MATERIAL FOR THE TASK Block Start
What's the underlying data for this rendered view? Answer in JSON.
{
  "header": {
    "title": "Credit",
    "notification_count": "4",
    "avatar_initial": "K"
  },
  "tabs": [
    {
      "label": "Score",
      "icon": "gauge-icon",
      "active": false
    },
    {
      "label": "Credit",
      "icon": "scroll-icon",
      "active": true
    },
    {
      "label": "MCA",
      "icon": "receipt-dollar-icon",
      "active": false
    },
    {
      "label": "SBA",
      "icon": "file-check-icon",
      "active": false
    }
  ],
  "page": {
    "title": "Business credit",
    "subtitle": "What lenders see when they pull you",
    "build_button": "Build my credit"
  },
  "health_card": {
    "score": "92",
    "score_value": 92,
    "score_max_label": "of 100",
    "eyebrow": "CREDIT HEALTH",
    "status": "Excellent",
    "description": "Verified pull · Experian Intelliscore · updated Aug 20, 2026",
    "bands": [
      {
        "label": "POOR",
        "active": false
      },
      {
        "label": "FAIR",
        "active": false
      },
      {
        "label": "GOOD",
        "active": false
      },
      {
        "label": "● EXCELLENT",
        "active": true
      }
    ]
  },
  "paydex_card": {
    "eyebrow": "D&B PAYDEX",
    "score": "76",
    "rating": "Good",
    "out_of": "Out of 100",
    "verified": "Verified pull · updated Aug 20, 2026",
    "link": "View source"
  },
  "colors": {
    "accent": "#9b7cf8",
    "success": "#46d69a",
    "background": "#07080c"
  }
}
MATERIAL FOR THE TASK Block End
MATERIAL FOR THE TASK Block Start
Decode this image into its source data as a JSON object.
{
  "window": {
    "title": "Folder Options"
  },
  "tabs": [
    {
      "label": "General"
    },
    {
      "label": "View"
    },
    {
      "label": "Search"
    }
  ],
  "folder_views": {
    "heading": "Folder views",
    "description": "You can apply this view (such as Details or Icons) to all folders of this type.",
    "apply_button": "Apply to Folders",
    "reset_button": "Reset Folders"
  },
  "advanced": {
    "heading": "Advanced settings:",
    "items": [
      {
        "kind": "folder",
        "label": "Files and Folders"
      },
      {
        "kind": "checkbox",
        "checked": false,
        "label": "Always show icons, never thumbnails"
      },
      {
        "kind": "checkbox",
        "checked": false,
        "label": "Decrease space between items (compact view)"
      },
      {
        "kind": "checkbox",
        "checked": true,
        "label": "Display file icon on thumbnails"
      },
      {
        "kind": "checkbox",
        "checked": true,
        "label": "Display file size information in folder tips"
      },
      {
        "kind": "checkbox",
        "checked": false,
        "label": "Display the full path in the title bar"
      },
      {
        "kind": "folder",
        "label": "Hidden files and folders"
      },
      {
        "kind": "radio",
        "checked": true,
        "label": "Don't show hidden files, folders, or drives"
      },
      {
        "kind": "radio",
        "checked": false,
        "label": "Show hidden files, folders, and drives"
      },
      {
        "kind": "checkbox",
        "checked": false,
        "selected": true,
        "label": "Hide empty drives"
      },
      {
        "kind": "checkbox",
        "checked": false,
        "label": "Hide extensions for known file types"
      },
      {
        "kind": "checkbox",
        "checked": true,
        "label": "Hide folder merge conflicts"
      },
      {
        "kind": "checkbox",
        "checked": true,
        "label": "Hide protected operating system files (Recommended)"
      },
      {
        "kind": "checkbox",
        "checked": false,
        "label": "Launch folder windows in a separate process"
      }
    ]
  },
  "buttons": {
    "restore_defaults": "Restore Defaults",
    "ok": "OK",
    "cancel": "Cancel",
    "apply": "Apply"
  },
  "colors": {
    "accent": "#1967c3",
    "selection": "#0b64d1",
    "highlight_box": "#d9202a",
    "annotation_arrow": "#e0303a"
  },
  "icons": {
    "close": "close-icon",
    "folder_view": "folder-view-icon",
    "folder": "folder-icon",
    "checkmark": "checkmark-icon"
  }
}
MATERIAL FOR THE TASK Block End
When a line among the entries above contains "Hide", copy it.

        "label": "Hide empty drives"
        "label": "Hide extensions for known file types"
        "label": "Hide folder merge conflicts"
        "label": "Hide protected operating system files (Recommended)"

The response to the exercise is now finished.